Instructions for the task - The answer should be each line from the entries below that has the word "java" in it.
**********
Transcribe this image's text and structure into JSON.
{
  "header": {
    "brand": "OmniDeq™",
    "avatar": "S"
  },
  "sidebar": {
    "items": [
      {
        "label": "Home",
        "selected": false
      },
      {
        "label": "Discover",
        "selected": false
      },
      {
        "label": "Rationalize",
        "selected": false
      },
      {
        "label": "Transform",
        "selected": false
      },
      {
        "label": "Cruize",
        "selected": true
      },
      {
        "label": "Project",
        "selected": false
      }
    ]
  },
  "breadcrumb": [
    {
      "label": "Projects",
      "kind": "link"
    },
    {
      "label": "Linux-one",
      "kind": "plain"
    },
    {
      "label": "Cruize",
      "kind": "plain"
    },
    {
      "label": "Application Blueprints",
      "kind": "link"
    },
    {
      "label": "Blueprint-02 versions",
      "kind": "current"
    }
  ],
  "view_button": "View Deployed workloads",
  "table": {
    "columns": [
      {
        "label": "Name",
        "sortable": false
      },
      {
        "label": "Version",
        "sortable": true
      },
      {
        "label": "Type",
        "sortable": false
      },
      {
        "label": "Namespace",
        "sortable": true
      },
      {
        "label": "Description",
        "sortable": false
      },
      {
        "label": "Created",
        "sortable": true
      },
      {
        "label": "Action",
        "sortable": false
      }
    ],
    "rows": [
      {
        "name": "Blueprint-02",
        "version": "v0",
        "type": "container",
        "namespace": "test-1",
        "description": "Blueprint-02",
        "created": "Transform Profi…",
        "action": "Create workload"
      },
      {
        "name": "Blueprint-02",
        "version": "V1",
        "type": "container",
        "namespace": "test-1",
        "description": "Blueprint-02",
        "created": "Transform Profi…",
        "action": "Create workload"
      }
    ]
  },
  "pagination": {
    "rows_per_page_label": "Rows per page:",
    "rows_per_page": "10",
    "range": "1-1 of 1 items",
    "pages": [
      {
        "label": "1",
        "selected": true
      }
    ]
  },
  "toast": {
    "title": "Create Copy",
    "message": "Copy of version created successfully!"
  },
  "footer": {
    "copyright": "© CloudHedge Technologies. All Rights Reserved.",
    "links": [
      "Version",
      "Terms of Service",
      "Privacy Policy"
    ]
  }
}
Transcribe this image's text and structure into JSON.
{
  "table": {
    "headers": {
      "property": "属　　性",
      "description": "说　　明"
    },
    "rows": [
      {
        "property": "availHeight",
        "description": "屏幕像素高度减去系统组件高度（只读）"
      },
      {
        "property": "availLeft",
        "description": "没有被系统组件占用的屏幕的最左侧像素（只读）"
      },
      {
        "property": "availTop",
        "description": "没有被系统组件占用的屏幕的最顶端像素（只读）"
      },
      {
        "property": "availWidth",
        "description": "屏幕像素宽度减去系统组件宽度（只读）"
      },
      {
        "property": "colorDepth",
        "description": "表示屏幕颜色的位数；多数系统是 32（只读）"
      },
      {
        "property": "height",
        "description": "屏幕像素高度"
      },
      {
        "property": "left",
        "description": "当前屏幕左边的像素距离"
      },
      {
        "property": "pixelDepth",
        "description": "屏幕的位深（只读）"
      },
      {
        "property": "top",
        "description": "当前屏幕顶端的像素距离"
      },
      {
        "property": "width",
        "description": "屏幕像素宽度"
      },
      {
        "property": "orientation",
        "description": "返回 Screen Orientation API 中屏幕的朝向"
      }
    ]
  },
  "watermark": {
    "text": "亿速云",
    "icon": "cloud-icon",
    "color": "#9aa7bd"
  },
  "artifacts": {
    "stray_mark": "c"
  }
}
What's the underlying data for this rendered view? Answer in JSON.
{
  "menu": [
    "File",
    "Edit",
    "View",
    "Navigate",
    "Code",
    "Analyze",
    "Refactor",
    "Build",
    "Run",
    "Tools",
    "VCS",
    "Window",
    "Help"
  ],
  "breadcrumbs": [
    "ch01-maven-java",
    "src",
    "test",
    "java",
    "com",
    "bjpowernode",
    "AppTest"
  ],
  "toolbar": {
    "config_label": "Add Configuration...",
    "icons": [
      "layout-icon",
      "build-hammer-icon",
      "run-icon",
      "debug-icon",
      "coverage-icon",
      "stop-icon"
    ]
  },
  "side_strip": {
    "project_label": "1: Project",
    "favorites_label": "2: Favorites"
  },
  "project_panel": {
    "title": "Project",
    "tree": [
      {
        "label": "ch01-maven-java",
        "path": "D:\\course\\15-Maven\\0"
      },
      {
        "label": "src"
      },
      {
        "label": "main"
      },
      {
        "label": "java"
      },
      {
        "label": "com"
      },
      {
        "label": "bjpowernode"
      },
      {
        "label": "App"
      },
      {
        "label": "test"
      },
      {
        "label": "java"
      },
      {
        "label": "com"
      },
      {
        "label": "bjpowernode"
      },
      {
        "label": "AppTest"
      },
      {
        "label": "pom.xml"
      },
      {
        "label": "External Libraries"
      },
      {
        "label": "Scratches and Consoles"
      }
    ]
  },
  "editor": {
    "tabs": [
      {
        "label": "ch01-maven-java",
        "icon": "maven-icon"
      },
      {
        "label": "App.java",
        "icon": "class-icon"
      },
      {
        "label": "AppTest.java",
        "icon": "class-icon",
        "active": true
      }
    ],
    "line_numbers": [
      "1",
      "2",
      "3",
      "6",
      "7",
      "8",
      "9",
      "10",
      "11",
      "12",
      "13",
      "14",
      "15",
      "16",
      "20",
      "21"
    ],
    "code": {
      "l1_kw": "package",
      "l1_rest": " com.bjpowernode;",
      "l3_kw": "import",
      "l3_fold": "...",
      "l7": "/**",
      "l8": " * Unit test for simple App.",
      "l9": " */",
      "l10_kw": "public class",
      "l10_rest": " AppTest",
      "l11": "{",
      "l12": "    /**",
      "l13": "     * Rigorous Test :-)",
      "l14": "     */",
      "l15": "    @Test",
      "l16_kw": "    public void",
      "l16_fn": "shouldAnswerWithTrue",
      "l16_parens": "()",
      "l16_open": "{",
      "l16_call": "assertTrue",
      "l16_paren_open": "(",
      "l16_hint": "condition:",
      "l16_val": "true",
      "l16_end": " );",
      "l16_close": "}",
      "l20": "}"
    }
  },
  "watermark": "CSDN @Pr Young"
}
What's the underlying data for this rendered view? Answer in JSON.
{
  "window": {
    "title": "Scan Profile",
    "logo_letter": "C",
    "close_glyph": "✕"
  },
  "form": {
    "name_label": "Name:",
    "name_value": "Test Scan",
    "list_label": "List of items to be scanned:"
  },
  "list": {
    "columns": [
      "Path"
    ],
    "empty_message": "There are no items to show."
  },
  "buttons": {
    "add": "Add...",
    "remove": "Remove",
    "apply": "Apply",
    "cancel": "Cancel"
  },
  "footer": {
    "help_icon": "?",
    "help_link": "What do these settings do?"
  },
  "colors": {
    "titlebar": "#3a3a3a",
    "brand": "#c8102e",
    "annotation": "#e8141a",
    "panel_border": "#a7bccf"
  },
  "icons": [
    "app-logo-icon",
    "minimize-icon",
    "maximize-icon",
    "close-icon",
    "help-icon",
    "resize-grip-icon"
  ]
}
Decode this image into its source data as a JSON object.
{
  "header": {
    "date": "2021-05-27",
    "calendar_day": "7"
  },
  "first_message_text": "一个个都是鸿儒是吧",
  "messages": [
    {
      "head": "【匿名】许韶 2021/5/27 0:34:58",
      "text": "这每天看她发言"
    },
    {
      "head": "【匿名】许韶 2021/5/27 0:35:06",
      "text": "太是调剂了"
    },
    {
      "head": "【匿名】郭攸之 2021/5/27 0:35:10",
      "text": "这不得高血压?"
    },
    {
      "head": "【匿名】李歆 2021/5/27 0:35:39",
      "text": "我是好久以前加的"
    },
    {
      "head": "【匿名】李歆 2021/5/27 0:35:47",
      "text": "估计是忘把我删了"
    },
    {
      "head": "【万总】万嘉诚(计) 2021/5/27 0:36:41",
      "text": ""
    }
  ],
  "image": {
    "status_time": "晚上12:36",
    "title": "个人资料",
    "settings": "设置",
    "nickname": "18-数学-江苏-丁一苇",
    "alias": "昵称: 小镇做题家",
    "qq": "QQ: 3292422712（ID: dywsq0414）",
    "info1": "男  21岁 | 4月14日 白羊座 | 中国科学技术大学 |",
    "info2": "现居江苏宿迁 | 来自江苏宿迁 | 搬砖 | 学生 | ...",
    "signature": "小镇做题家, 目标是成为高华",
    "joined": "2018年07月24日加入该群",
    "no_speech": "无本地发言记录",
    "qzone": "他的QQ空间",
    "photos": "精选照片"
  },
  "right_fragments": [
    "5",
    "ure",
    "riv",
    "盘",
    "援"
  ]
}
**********
Task answer -
    "ch01-maven-java",
    "java",
        "label": "ch01-maven-java",
        "label": "java"
        "label": "java"
        "label": "ch01-maven-java",
        "label": "App.java",
        "label": "AppTest.java",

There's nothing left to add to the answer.